The gala awards ceremony, held at the National Theatre on Oct. 20, featured remarks from National Inclusion Project co-founders Clay Aiken and Diane Bubel, as well as entertainment from comedian Arsenio Hall, pop icon Debbie Gibson and American Idol Ruben Studdard.
"It is an honor to be recognized,” said Eidelman, “but even more important to me is that ideas and research-based practices about inclusion of people with disabilities are entering the mainstream and are no longer considered to be fringe ideas."
In addition to receiving the honor from the National Inclusion Project, Eidelman recently learned he will receive a Special Recognition Award from the Association of University Centers on Disabilities (AUCD) at its annual conference in December. The AUCD is recognizing him in honor of his many generous contributions to the AUCD network and the disabilities field.

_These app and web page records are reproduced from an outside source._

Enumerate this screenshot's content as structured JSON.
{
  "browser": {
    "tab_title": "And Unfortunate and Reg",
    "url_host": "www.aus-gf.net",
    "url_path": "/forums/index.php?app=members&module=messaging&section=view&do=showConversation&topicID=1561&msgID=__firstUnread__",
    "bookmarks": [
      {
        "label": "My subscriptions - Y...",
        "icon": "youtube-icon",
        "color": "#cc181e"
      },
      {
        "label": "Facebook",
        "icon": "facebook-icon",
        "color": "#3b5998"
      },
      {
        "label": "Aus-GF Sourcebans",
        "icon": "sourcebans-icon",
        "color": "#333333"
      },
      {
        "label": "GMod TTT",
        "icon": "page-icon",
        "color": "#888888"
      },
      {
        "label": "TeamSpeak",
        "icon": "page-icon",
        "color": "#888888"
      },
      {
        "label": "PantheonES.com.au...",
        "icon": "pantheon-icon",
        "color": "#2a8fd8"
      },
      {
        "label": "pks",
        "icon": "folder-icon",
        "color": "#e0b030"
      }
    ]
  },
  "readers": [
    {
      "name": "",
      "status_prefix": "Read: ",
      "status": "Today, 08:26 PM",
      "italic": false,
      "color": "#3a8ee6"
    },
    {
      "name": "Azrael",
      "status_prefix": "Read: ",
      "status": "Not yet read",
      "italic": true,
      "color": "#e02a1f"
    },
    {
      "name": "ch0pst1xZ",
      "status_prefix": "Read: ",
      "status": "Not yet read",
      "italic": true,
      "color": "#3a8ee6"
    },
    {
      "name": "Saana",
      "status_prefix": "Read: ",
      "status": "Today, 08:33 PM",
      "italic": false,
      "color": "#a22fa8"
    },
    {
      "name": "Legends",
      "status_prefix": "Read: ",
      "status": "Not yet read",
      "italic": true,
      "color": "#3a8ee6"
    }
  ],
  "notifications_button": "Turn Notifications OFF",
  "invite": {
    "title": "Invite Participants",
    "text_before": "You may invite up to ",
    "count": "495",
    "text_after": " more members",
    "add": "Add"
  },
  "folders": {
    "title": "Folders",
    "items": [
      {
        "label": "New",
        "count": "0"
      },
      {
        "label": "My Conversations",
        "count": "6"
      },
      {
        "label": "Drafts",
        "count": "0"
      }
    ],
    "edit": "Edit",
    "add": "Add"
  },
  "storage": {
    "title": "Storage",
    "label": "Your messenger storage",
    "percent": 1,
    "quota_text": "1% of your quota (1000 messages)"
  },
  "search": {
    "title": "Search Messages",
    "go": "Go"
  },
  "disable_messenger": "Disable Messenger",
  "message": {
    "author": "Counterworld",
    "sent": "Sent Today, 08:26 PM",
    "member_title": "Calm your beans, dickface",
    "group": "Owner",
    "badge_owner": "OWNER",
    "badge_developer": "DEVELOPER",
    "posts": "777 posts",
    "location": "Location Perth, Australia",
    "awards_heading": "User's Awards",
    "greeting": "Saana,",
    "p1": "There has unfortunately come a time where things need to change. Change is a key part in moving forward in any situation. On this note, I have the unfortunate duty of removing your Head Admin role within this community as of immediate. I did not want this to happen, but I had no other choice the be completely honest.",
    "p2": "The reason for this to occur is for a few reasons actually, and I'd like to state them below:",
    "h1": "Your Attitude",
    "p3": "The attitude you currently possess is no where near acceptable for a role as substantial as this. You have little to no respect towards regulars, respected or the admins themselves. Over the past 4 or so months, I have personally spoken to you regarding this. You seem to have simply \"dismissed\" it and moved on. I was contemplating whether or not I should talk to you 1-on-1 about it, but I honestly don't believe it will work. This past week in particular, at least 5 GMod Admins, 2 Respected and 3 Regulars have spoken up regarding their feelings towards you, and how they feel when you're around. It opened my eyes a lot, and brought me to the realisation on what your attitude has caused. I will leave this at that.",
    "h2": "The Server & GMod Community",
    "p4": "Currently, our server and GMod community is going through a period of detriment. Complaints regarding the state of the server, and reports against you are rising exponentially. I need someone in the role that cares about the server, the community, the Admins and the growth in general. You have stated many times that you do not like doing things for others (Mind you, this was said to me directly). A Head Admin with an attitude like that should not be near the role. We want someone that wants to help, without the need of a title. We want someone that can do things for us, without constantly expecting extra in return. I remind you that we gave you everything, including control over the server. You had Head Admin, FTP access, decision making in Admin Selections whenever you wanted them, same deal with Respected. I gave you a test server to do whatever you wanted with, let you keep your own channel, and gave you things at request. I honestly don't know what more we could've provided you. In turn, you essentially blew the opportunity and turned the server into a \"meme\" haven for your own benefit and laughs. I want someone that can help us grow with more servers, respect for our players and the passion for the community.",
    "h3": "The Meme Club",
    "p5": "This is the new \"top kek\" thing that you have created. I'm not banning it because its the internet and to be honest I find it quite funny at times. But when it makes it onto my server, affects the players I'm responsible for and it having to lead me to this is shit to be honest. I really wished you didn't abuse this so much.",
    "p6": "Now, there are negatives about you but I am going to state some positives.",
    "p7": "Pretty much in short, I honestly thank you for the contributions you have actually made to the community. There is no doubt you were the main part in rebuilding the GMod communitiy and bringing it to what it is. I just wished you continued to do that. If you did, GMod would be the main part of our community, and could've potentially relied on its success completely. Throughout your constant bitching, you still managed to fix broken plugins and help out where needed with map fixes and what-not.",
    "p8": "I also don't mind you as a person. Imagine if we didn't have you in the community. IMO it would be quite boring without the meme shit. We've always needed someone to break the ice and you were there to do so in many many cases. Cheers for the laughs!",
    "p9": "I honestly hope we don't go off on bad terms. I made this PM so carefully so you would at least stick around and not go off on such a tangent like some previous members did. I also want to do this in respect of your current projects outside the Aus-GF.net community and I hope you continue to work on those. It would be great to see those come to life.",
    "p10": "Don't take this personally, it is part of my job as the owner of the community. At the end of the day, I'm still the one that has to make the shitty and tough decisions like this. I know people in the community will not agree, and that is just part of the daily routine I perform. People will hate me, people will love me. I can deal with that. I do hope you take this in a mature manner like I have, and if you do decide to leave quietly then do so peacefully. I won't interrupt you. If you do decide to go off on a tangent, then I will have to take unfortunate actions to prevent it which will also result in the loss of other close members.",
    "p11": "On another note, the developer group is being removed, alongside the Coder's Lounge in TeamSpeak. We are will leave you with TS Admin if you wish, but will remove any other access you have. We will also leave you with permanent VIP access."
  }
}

"I have been involved with the UCEDD (University Center for Excellence in Developmental Disabilities Education, Research and Service) network since I was a graduate student at the original UCEDD at Johns Hopkins,” he said. “The integration between service, research and practice is a valuable model for bringing the resources of major research universities to people in communities across the U.S."
Article by Christina Mason Johnston